Sen. Tom Carper, a Democrat, has reintroduced a bill which, if passed, would grant statehood to Washington, D.C.
According to a press release on Carper’s Senate website, the Washington, D.C. Admission Act (S.51) is necessary because it would finally give the district’s approximately 700,000 residents full representation in Congress.
“Our nation’s capital is home to more than 700,000 Americans who, despite our nation’s founding mantra — ‘no taxation without representation’ — pay their share of taxes without full voting representation in either chamber of Congress,” wrote Carper. “We must use our voices to call out this historic injustice and right this wrong. I am hopeful that we can finally come together to do just that this Congress.”
The real reason Democrats continue to push for D.C. statehood is because they would gain two new senators and one representative, all reliably liberal.
Democrats currently control the Senate with the most narrow margin possible, 50-50, with Vice President Kamala Harris available to break any ties.
The current problem for Democrats is, before they can pass their radical agenda which would nearly guarantee one-party rule in the U.S. for years to come, they must end the filibuster.
Although current Senate rules require a minimum of 60 votes to pass legislation (such as granting statehood for D.C.), Senate Democrats can abolish the filibuster with a simple majority (51 votes). And if they can do that, they would need only a simple majority to pass legislation going forward.
But they’ve run into a bit of a snag.
On Monday, a spokesperson for Democratic Arizona Sen. Kyrsten Sinema told a Washington Post reporter that “Kyrsten is against eliminating the filibuster, and she is not open to changing her mind about eliminating the filibuster.”
Also on Monday, West Virginia’s Democratic Sen. Joe Manchin came out very firmly against ending the filibuster.
If Sinema and Manchin stand strong, the Democrats’ hands are tied.
But there’s no guarantee that Senate Majority Leader Chuck Schumer won’t be able to exert enough pressure on one or both to change their minds.

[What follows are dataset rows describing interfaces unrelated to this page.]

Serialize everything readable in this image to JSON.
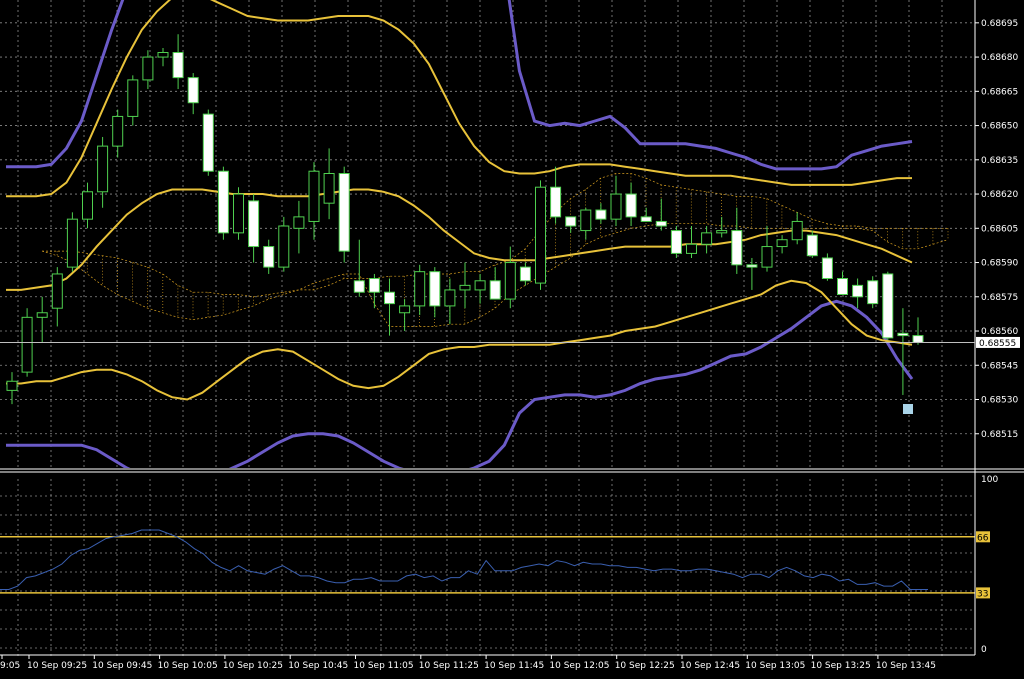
{
  "chart_data": {
    "type": "candlestick",
    "colors": {
      "background": "#000000",
      "grid": "#8c8c8c",
      "candle_up": "#ffffff",
      "candle_down": "#ffffff",
      "wick": "#4fd04f",
      "bb_outer": "#6b5bc8",
      "bb_inner": "#e8c23a",
      "cloud": "#d8a020",
      "oscillator": "#3a5fb0",
      "level": "#e8c23a",
      "axis_text": "#ffffff"
    },
    "price_axis": {
      "ylim": [
        0.685,
        0.68705
      ],
      "ticks": [
        "0.68695",
        "0.68680",
        "0.68665",
        "0.68650",
        "0.68635",
        "0.68620",
        "0.68605",
        "0.68590",
        "0.68575",
        "0.68560",
        "0.68545",
        "0.68530",
        "0.68515"
      ]
    },
    "current_price": "0.68555",
    "x_labels": [
      "9:05",
      "10 Sep 09:25",
      "10 Sep 09:45",
      "10 Sep 10:05",
      "10 Sep 10:25",
      "10 Sep 10:45",
      "10 Sep 11:05",
      "10 Sep 11:25",
      "10 Sep 11:45",
      "10 Sep 12:05",
      "10 Sep 12:25",
      "10 Sep 12:45",
      "10 Sep 13:05",
      "10 Sep 13:25",
      "10 Sep 13:45"
    ],
    "candles": [
      {
        "o": 0.68534,
        "h": 0.68542,
        "l": 0.68528,
        "c": 0.68538
      },
      {
        "o": 0.68542,
        "h": 0.6857,
        "l": 0.6854,
        "c": 0.68566
      },
      {
        "o": 0.68566,
        "h": 0.68575,
        "l": 0.68555,
        "c": 0.68568
      },
      {
        "o": 0.6857,
        "h": 0.68588,
        "l": 0.68562,
        "c": 0.68585
      },
      {
        "o": 0.68588,
        "h": 0.68612,
        "l": 0.68586,
        "c": 0.68609
      },
      {
        "o": 0.68609,
        "h": 0.68625,
        "l": 0.68605,
        "c": 0.68621
      },
      {
        "o": 0.68621,
        "h": 0.68645,
        "l": 0.68614,
        "c": 0.68641
      },
      {
        "o": 0.68641,
        "h": 0.68657,
        "l": 0.68636,
        "c": 0.68654
      },
      {
        "o": 0.68654,
        "h": 0.68672,
        "l": 0.6865,
        "c": 0.6867
      },
      {
        "o": 0.6867,
        "h": 0.68683,
        "l": 0.68666,
        "c": 0.6868
      },
      {
        "o": 0.6868,
        "h": 0.68684,
        "l": 0.68676,
        "c": 0.68682
      },
      {
        "o": 0.68682,
        "h": 0.6869,
        "l": 0.68666,
        "c": 0.68671
      },
      {
        "o": 0.68671,
        "h": 0.68673,
        "l": 0.68655,
        "c": 0.6866
      },
      {
        "o": 0.68655,
        "h": 0.68657,
        "l": 0.68628,
        "c": 0.6863
      },
      {
        "o": 0.6863,
        "h": 0.68632,
        "l": 0.686,
        "c": 0.68603
      },
      {
        "o": 0.68603,
        "h": 0.68623,
        "l": 0.686,
        "c": 0.6862
      },
      {
        "o": 0.68617,
        "h": 0.6862,
        "l": 0.6859,
        "c": 0.68597
      },
      {
        "o": 0.68597,
        "h": 0.686,
        "l": 0.68585,
        "c": 0.68588
      },
      {
        "o": 0.68588,
        "h": 0.6861,
        "l": 0.68586,
        "c": 0.68606
      },
      {
        "o": 0.68605,
        "h": 0.68617,
        "l": 0.68594,
        "c": 0.6861
      },
      {
        "o": 0.68608,
        "h": 0.68634,
        "l": 0.686,
        "c": 0.6863
      },
      {
        "o": 0.68616,
        "h": 0.6864,
        "l": 0.68609,
        "c": 0.68629
      },
      {
        "o": 0.68629,
        "h": 0.68632,
        "l": 0.6859,
        "c": 0.68595
      },
      {
        "o": 0.68582,
        "h": 0.686,
        "l": 0.68575,
        "c": 0.68577
      },
      {
        "o": 0.68583,
        "h": 0.68585,
        "l": 0.6857,
        "c": 0.68577
      },
      {
        "o": 0.68577,
        "h": 0.68583,
        "l": 0.68558,
        "c": 0.68572
      },
      {
        "o": 0.68568,
        "h": 0.68574,
        "l": 0.6856,
        "c": 0.68571
      },
      {
        "o": 0.68571,
        "h": 0.68589,
        "l": 0.68567,
        "c": 0.68586
      },
      {
        "o": 0.68586,
        "h": 0.68588,
        "l": 0.68566,
        "c": 0.68571
      },
      {
        "o": 0.68571,
        "h": 0.68583,
        "l": 0.68563,
        "c": 0.68578
      },
      {
        "o": 0.68578,
        "h": 0.6859,
        "l": 0.6857,
        "c": 0.6858
      },
      {
        "o": 0.68578,
        "h": 0.68585,
        "l": 0.68572,
        "c": 0.68582
      },
      {
        "o": 0.68582,
        "h": 0.68588,
        "l": 0.68574,
        "c": 0.68574
      },
      {
        "o": 0.68574,
        "h": 0.68597,
        "l": 0.6857,
        "c": 0.6859
      },
      {
        "o": 0.68588,
        "h": 0.6859,
        "l": 0.6858,
        "c": 0.68582
      },
      {
        "o": 0.68581,
        "h": 0.68626,
        "l": 0.68578,
        "c": 0.68623
      },
      {
        "o": 0.68623,
        "h": 0.68632,
        "l": 0.68607,
        "c": 0.6861
      },
      {
        "o": 0.6861,
        "h": 0.68606,
        "l": 0.68603,
        "c": 0.68606
      },
      {
        "o": 0.68604,
        "h": 0.68614,
        "l": 0.686,
        "c": 0.68613
      },
      {
        "o": 0.68613,
        "h": 0.68616,
        "l": 0.68607,
        "c": 0.68609
      },
      {
        "o": 0.68609,
        "h": 0.68628,
        "l": 0.68606,
        "c": 0.6862
      },
      {
        "o": 0.6862,
        "h": 0.68625,
        "l": 0.68606,
        "c": 0.6861
      },
      {
        "o": 0.6861,
        "h": 0.68614,
        "l": 0.68608,
        "c": 0.68608
      },
      {
        "o": 0.68608,
        "h": 0.68618,
        "l": 0.68604,
        "c": 0.68606
      },
      {
        "o": 0.68604,
        "h": 0.68606,
        "l": 0.68592,
        "c": 0.68594
      },
      {
        "o": 0.68594,
        "h": 0.68606,
        "l": 0.68592,
        "c": 0.68598
      },
      {
        "o": 0.68598,
        "h": 0.68606,
        "l": 0.68594,
        "c": 0.68603
      },
      {
        "o": 0.68603,
        "h": 0.6861,
        "l": 0.68601,
        "c": 0.68604
      },
      {
        "o": 0.68604,
        "h": 0.68614,
        "l": 0.68585,
        "c": 0.68589
      },
      {
        "o": 0.68589,
        "h": 0.68592,
        "l": 0.68578,
        "c": 0.68588
      },
      {
        "o": 0.68588,
        "h": 0.68606,
        "l": 0.68586,
        "c": 0.68597
      },
      {
        "o": 0.68597,
        "h": 0.68602,
        "l": 0.68594,
        "c": 0.686
      },
      {
        "o": 0.686,
        "h": 0.68612,
        "l": 0.68598,
        "c": 0.68608
      },
      {
        "o": 0.68602,
        "h": 0.68604,
        "l": 0.68592,
        "c": 0.68593
      },
      {
        "o": 0.68592,
        "h": 0.68594,
        "l": 0.68582,
        "c": 0.68583
      },
      {
        "o": 0.68583,
        "h": 0.68586,
        "l": 0.68576,
        "c": 0.68576
      },
      {
        "o": 0.6858,
        "h": 0.68583,
        "l": 0.6857,
        "c": 0.68575
      },
      {
        "o": 0.68582,
        "h": 0.68584,
        "l": 0.6857,
        "c": 0.68572
      },
      {
        "o": 0.68585,
        "h": 0.68586,
        "l": 0.68556,
        "c": 0.68557
      },
      {
        "o": 0.68559,
        "h": 0.6857,
        "l": 0.68532,
        "c": 0.68558
      },
      {
        "o": 0.68558,
        "h": 0.68566,
        "l": 0.68554,
        "c": 0.68555
      }
    ],
    "bb_outer_upper": [
      0.68632,
      0.68632,
      0.68632,
      0.68633,
      0.6864,
      0.68652,
      0.68672,
      0.68692,
      0.6871,
      0.68725,
      0.68735,
      0.6874,
      0.68742,
      0.68742,
      0.68742,
      0.68742,
      0.68742,
      0.68742,
      0.68742,
      0.68742,
      0.68742,
      0.68742,
      0.68742,
      0.68742,
      0.68742,
      0.68742,
      0.68742,
      0.68742,
      0.68742,
      0.68742,
      0.68742,
      0.68742,
      0.68742,
      0.6872,
      0.68674,
      0.68652,
      0.6865,
      0.68651,
      0.6865,
      0.68652,
      0.68654,
      0.68649,
      0.68642,
      0.68642,
      0.68642,
      0.68642,
      0.68641,
      0.6864,
      0.68638,
      0.68636,
      0.68633,
      0.68631,
      0.68631,
      0.68631,
      0.68631,
      0.68632,
      0.68637,
      0.68639,
      0.68641,
      0.68642,
      0.68643
    ],
    "bb_inner_upper": [
      0.68619,
      0.68619,
      0.68619,
      0.6862,
      0.68625,
      0.68636,
      0.68651,
      0.68666,
      0.6868,
      0.68692,
      0.687,
      0.68706,
      0.68708,
      0.68707,
      0.68704,
      0.68701,
      0.68698,
      0.68697,
      0.68696,
      0.68696,
      0.68696,
      0.68697,
      0.68698,
      0.68698,
      0.68698,
      0.68696,
      0.68692,
      0.68686,
      0.68677,
      0.68664,
      0.68651,
      0.68641,
      0.68634,
      0.6863,
      0.68629,
      0.68629,
      0.6863,
      0.68632,
      0.68633,
      0.68633,
      0.68633,
      0.68632,
      0.68631,
      0.6863,
      0.68629,
      0.68628,
      0.68628,
      0.68628,
      0.68628,
      0.68627,
      0.68626,
      0.68625,
      0.68624,
      0.68624,
      0.68624,
      0.68624,
      0.68624,
      0.68625,
      0.68626,
      0.68627,
      0.68627
    ],
    "bb_middle": [
      0.68578,
      0.68578,
      0.68579,
      0.6858,
      0.68583,
      0.68589,
      0.68597,
      0.68604,
      0.68611,
      0.68616,
      0.6862,
      0.68622,
      0.68622,
      0.68622,
      0.68621,
      0.6862,
      0.6862,
      0.6862,
      0.68619,
      0.68619,
      0.68619,
      0.6862,
      0.68621,
      0.68622,
      0.68622,
      0.68621,
      0.68619,
      0.68615,
      0.6861,
      0.68604,
      0.68599,
      0.68594,
      0.68592,
      0.68591,
      0.68591,
      0.68591,
      0.68592,
      0.68593,
      0.68594,
      0.68595,
      0.68596,
      0.68597,
      0.68597,
      0.68597,
      0.68597,
      0.68598,
      0.68598,
      0.68598,
      0.68599,
      0.686,
      0.68602,
      0.68603,
      0.68604,
      0.68604,
      0.68603,
      0.68602,
      0.686,
      0.68598,
      0.68596,
      0.68593,
      0.6859
    ],
    "bb_inner_lower": [
      0.68537,
      0.68537,
      0.68538,
      0.68538,
      0.6854,
      0.68542,
      0.68543,
      0.68543,
      0.68541,
      0.68538,
      0.68534,
      0.68531,
      0.6853,
      0.68533,
      0.68538,
      0.68543,
      0.68548,
      0.68551,
      0.68552,
      0.68551,
      0.68547,
      0.68543,
      0.68539,
      0.68536,
      0.68535,
      0.68536,
      0.6854,
      0.68545,
      0.6855,
      0.68552,
      0.68553,
      0.68553,
      0.68554,
      0.68554,
      0.68554,
      0.68554,
      0.68554,
      0.68555,
      0.68556,
      0.68557,
      0.68558,
      0.6856,
      0.68561,
      0.68562,
      0.68564,
      0.68566,
      0.68568,
      0.6857,
      0.68572,
      0.68574,
      0.68576,
      0.6858,
      0.68582,
      0.68581,
      0.68577,
      0.6857,
      0.68563,
      0.68558,
      0.68556,
      0.68555,
      0.68554
    ],
    "bb_outer_lower": [
      0.6851,
      0.6851,
      0.6851,
      0.6851,
      0.6851,
      0.6851,
      0.68508,
      0.68504,
      0.685,
      0.68497,
      0.68495,
      0.68494,
      0.68494,
      0.68495,
      0.68497,
      0.685,
      0.68503,
      0.68507,
      0.68511,
      0.68514,
      0.68515,
      0.68515,
      0.68514,
      0.68511,
      0.68507,
      0.68503,
      0.685,
      0.68498,
      0.68497,
      0.68497,
      0.68498,
      0.685,
      0.68503,
      0.6851,
      0.68524,
      0.6853,
      0.68531,
      0.68532,
      0.68532,
      0.68531,
      0.68532,
      0.68534,
      0.68537,
      0.68539,
      0.6854,
      0.68541,
      0.68543,
      0.68546,
      0.68549,
      0.6855,
      0.68553,
      0.68557,
      0.68561,
      0.68566,
      0.68571,
      0.68573,
      0.68571,
      0.68566,
      0.68559,
      0.68548,
      0.68539
    ],
    "cloud_a": [
      0.68595,
      0.68595,
      0.68595,
      0.68594,
      0.68593,
      0.68592,
      0.6859,
      0.68588,
      0.68585,
      0.6858,
      0.68577,
      0.68577,
      0.68576,
      0.68576,
      0.68575,
      0.68576,
      0.68577,
      0.68578,
      0.68578,
      0.6858,
      0.68583,
      0.68583,
      0.68583,
      0.68584,
      0.68584,
      0.68585,
      0.68585,
      0.68585,
      0.68586,
      0.68586,
      0.68589,
      0.68591,
      0.68596,
      0.68604,
      0.68612,
      0.68618,
      0.68622,
      0.68627,
      0.68629,
      0.68629,
      0.68627,
      0.68624,
      0.68623,
      0.68622,
      0.68621,
      0.6862,
      0.68619,
      0.68619,
      0.68618,
      0.68615,
      0.68612,
      0.68609,
      0.68607,
      0.68606,
      0.68606,
      0.68605,
      0.68605,
      0.68605,
      0.68605,
      0.68605,
      0.68605
    ],
    "cloud_b": [
      0.68595,
      0.68593,
      0.6859,
      0.68585,
      0.6858,
      0.68576,
      0.68573,
      0.6857,
      0.68568,
      0.68566,
      0.68565,
      0.68566,
      0.68567,
      0.68569,
      0.68571,
      0.68574,
      0.68576,
      0.68578,
      0.68581,
      0.68583,
      0.68585,
      0.68585,
      0.68572,
      0.68562,
      0.68562,
      0.68562,
      0.68562,
      0.68563,
      0.68563,
      0.68566,
      0.6857,
      0.68576,
      0.6858,
      0.68584,
      0.68588,
      0.68592,
      0.68598,
      0.68601,
      0.68603,
      0.68605,
      0.68606,
      0.68607,
      0.68607,
      0.68607,
      0.68607,
      0.68606,
      0.68606,
      0.68605,
      0.68605,
      0.68605,
      0.68605,
      0.68605,
      0.68605,
      0.68605,
      0.68605,
      0.68604,
      0.68599,
      0.68596,
      0.68596,
      0.68598,
      0.686
    ],
    "oscillator": {
      "ylim": [
        0,
        100
      ],
      "ticks": [
        "100",
        "0"
      ],
      "levels": [
        "66",
        "33"
      ],
      "level_values": [
        66,
        33
      ],
      "values": [
        35,
        35,
        37,
        42,
        43,
        45,
        47,
        50,
        55,
        58,
        59,
        62,
        65,
        66,
        67,
        68,
        70,
        70,
        70,
        68,
        66,
        63,
        59,
        56,
        51,
        48,
        46,
        49,
        46,
        45,
        44,
        47,
        49,
        46,
        43,
        43,
        42,
        40,
        39,
        39,
        41,
        41,
        42,
        40,
        40,
        40,
        43,
        44,
        42,
        43,
        40,
        42,
        42,
        46,
        44,
        52,
        46,
        46,
        46,
        48,
        49,
        50,
        49,
        52,
        51,
        49,
        51,
        50,
        50,
        49,
        49,
        48,
        48,
        47,
        46,
        47,
        47,
        46,
        46,
        47,
        47,
        46,
        45,
        44,
        42,
        44,
        44,
        42,
        46,
        48,
        46,
        43,
        42,
        44,
        43,
        40,
        41,
        38,
        38,
        39,
        37,
        37,
        40,
        35,
        35,
        35
      ]
    }
  }
}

As Republican Sen. Ted Cruz told Fox News’ Maria Bartiromo this week, Schumer can be very persuasive. Let’s hope at least one of them is able to resist.
If the filibuster remains in place, D.C. statehood is a no-go which would be a tremendous relief for Republicans.
Carper lists the names of 38 other Democratic senators who have joined him as “original cosponsors” of S.51. Neither Sinema nor Manchin are among those names.
It can’t be ruled out that one of the more independent Republican senators might support the bill.
After the House passed a bill for D.C. statehood in June 2020, Democrats, confident they would retake the Senate majority in November, said this would be a priority for them.
At that time, Republican Sen. Mitt Romney of Utah told NBC News, “D.C. ought to be made part of a contiguous state and able to vote with that state.”
Alaska Sen. Lisa Murkowski, a Republican, however, said she’d pay attention. “I’m probably one of the few that was actually born in a territory and in my lifetime we fought for statehood, it was something that was driven by the residents and whether we’re talking D.C. or Puerto Rico, as long as it’s driven by the residents I’d pay attention.”
The Democrats have never hidden their objectives. They have a plan to achieve 100 percent control over the U.S. government and to keep it.
They plan to accomplish this goal in four stages.
The first stage involves obtaining statehood for D.C. and the U.S. territory of Puerto Rico. This would give them four additional Senate seats and a couple of House seats.
Second, they plan to abolish the Electoral College.
Next, they will seek proportional representation in the Senate. The number of Senators would then be determined by the population of a state. This would give states like California and New York an overwhelming advantage in Senate representation. At that point, small states won’t matter at all and will simply be vassals to the metro areas and coasts.
Finally, they will pack the Supreme Court.
We need to fight them every step of the way. Achievement of even one of these goals, would ease the way to the next.
And that would be the end of the U.S. as it was conceived by our founders.
This article appeared originally on The Western Journal.
ARTICLE SOURCE: thefederalistpapers.org